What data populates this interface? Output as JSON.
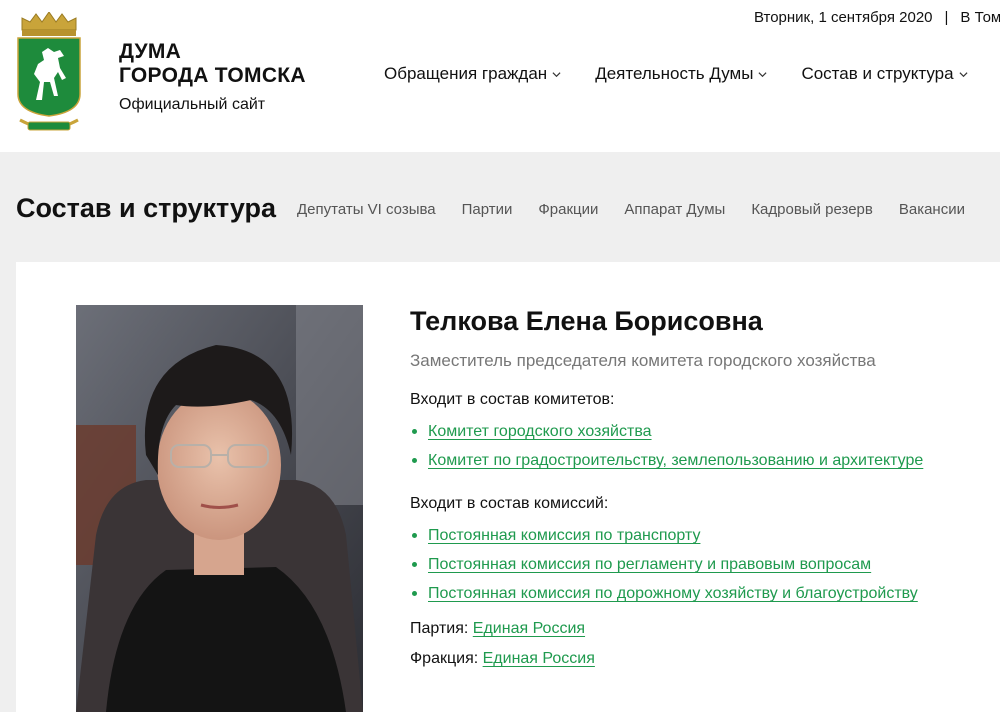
{
  "header": {
    "brand_line1": "ДУМА",
    "brand_line2": "ГОРОДА ТОМСКА",
    "brand_sub": "Официальный сайт",
    "date": "Вторник, 1 сентября 2020",
    "separator": "|",
    "city_prefix": "В Том",
    "nav": [
      {
        "label": "Обращения граждан"
      },
      {
        "label": "Деятельность Думы"
      },
      {
        "label": "Состав и структура"
      }
    ]
  },
  "section": {
    "title": "Состав и структура",
    "subnav": [
      "Депутаты VI созыва",
      "Партии",
      "Фракции",
      "Аппарат Думы",
      "Кадровый резерв",
      "Вакансии"
    ]
  },
  "profile": {
    "name": "Телкова Елена Борисовна",
    "position": "Заместитель председателя комитета городского хозяйства",
    "committees_heading": "Входит в состав комитетов:",
    "committees": [
      "Комитет городского хозяйства",
      "Комитет по градостроительству, землепользованию и архитектуре"
    ],
    "commissions_heading": "Входит в состав комиссий:",
    "commissions": [
      "Постоянная комиссия по транспорту",
      "Постоянная комиссия по регламенту и правовым вопросам",
      "Постоянная комиссия по дорожному хозяйству и благоустройству"
    ],
    "party_label": "Партия:",
    "party": "Единая Россия",
    "faction_label": "Фракция:",
    "faction": "Единая Россия"
  },
  "colors": {
    "link": "#1f9a4e",
    "band": "#efefef",
    "coat_green": "#1e8b3c",
    "coat_gold": "#c9a43a"
  },
  "icons": {
    "coat_of_arms": "tomsk-coat-of-arms-icon",
    "chevron": "chevron-down-icon",
    "bullet": "bullet-dot-icon"
  }
}
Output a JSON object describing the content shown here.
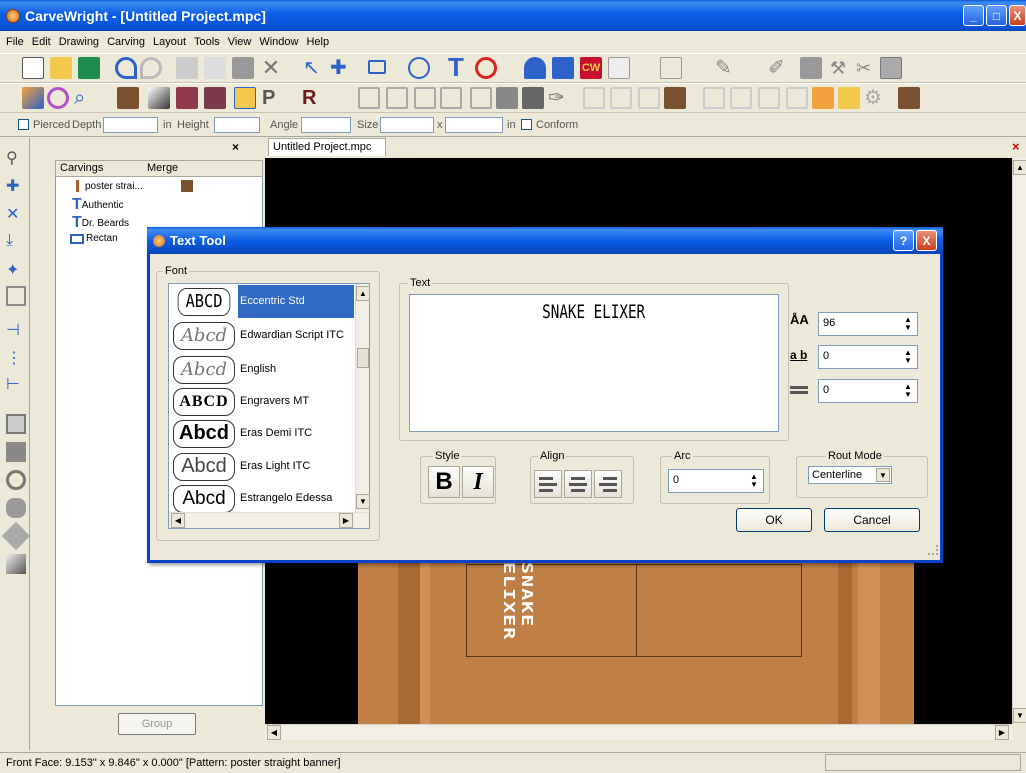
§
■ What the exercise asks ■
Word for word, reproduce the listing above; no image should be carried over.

■ Output for this exercise ■
What data populates this interface? Output as JSON.
{
  "header": {
    "brand_line1": "ДУМА",
    "brand_line2": "ГОРОДА ТОМСКА",
    "brand_sub": "Официальный сайт",
    "date": "Вторник, 1 сентября 2020",
    "separator": "|",
    "city_prefix": "В Том",
    "nav": [
      {
        "label": "Обращения граждан"
      },
      {
        "label": "Деятельность Думы"
      },
      {
        "label": "Состав и структура"
      }
    ]
  },
  "section": {
    "title": "Состав и структура",
    "subnav": [
      "Депутаты VI созыва",
      "Партии",
      "Фракции",
      "Аппарат Думы",
      "Кадровый резерв",
      "Вакансии"
    ]
  },
  "profile": {
    "name": "Телкова Елена Борисовна",
    "position": "Заместитель председателя комитета городского хозяйства",
    "committees_heading": "Входит в состав комитетов:",
    "committees": [
      "Комитет городского хозяйства",
      "Комитет по градостроительству, землепользованию и архитектуре"
    ],
    "commissions_heading": "Входит в состав комиссий:",
    "commissions": [
      "Постоянная комиссия по транспорту",
      "Постоянная комиссия по регламенту и правовым вопросам",
      "Постоянная комиссия по дорожному хозяйству и благоустройству"
    ],
    "party_label": "Партия:",
    "party": "Единая Россия",
    "faction_label": "Фракция:",
    "faction": "Единая Россия"
  },
  "colors": {
    "link": "#1f9a4e",
    "band": "#efefef",
    "coat_green": "#1e8b3c",
    "coat_gold": "#c9a43a"
  },
  "icons": {
    "coat_of_arms": "tomsk-coat-of-arms-icon",
    "chevron": "chevron-down-icon",
    "bullet": "bullet-dot-icon"
  }
}
Output a JSON object describing the content shown here.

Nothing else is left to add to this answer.